To test this, the authors overexpressed full-length NOS in mutant MB neurons that lacked all NOS isoforms. As predicted, axon regrowth was drastically delayed. By contrast, regrowth was normal when full-length NOS was overexpressed in healthy MB neurons expressing the truncated NOS isoform. Rabinovich et al. therefore concluded that expression of the truncated NOS isoform does disrupt the formation of functional NOS dimers, causing a rapid drop in NO levels. This change allows the formation of UNF–E75 dimers, which activate downstream signalling pathways to promote axon regrowth (Fig. 1). How expression of the short isoform is controlled over time remains unclear, and identification of the underlying regulatory mechanisms will be the key to deciphering this.
NO is known to regulate the synaptic connections between neurons13, changing their strength in a gradual, activity-dependent manner. This regulation primarily involves the classic NO signalling pathway, in which NO induces production of cyclic GMP molecules through activation of the enzyme soluble guanylate cyclase, leading to local changes in synaptic regions of the cell. By contrast, Rabinovich et al. describe a process in which NO exerts acute, switch-like regulation. This difference can be explained by the fact that the regrowth switch acts not through the classic pathway, but through UNF and E75 — transcriptional regulators that probably act in the nucleus to modulate the expression of many genes after dimerization. This is a role for NO that was previously unknown.
Pharmacological inhibition of NO–cGMP signalling in photoreceptor neurons of the pupal fly brain induces the formation of disorganized and overextended axons14. It is intriguing that, even in the pupal brain, NO has different roles in different neurons and acts through different downstream targets. Thus, rapid changes in NO levels might simultaneously activate several developmental programs according to cell type.
How high NO levels promote axon degeneration remains unclear. During metamorphosis, NO-mediated E75 inhibition activates another nuclear receptor, FTZ-F1 (ref. 12). During MB remodelling, FTZ-F1 mutant MB neurons show pruning defects7, raising the possibility that NO-mediated E75 inactivation is required for pruning. However, Rabinovich et al. found that E75 mutants also had modest pruning defects. Thus, in the pruning phase, NO signalling probably acts through a different pathway (Fig. 1). Many signalling molecules have essential roles in MB pruning7, including TGF-β, the steroid hormone ecdysone and FTZ-F1. Testing the interactions between these signals and NO at high NO levels would help to reveal how NO promotes axon degeneration.

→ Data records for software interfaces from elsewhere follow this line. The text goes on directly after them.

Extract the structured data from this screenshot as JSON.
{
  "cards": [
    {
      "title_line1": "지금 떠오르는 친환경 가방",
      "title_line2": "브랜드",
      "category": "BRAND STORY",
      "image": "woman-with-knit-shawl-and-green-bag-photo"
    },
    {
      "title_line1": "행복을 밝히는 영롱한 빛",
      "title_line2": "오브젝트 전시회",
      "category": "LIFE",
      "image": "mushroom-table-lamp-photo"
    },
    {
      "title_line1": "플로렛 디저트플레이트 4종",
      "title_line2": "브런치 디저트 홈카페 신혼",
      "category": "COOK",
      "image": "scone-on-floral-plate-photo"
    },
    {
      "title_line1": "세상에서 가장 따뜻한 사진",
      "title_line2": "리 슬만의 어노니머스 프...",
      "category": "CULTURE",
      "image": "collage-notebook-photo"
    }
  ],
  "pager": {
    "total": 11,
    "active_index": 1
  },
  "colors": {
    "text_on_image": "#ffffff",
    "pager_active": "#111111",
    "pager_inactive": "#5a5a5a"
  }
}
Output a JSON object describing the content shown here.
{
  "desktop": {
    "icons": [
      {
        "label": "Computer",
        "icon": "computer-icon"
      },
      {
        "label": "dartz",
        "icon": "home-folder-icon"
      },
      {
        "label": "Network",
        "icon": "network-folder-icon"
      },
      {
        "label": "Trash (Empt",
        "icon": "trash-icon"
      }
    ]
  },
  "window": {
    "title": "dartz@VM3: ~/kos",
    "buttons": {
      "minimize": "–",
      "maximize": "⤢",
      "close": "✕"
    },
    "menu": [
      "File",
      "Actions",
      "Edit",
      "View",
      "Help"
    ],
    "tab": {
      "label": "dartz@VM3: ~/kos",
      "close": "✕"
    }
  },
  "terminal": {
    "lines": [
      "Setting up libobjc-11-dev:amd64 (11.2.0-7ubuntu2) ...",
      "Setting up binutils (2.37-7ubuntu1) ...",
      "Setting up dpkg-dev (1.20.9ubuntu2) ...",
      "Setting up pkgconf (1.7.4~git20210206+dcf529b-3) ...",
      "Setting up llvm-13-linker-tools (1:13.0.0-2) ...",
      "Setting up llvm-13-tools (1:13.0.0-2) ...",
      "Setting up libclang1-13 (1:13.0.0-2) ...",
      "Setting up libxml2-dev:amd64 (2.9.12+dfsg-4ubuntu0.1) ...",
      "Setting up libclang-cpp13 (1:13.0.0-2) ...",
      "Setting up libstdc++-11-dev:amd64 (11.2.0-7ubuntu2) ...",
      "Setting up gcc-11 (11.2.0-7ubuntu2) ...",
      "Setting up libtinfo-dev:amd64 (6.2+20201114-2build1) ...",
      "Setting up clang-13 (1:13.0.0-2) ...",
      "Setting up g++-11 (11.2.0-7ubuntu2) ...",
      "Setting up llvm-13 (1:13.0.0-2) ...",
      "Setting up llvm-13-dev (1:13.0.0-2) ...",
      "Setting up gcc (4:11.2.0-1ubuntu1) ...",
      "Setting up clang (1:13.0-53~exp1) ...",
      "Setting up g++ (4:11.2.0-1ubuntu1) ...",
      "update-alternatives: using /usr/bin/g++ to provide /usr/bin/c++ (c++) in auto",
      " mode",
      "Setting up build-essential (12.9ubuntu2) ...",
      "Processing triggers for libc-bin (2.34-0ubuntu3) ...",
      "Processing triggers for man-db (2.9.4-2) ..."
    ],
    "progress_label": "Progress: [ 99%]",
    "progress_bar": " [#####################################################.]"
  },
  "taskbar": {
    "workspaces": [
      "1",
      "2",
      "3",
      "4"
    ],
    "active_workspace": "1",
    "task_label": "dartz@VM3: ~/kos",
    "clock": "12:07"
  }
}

Given that mammals also have versions of the UNF, E75 and NOS proteins, and that the first two act as a dimer whose formation is probably affected by NO levels, it is plausible that a similar, albeit slightly different, molecular mechanism is found in humans, perhaps functioning during developmental remodelling in the brain. A connection between neurological disorders and defective neurodevelopmental remodelling is now becoming evident1. As such, it is worth investigating whether the NO switch acts in species beyond fruit flies.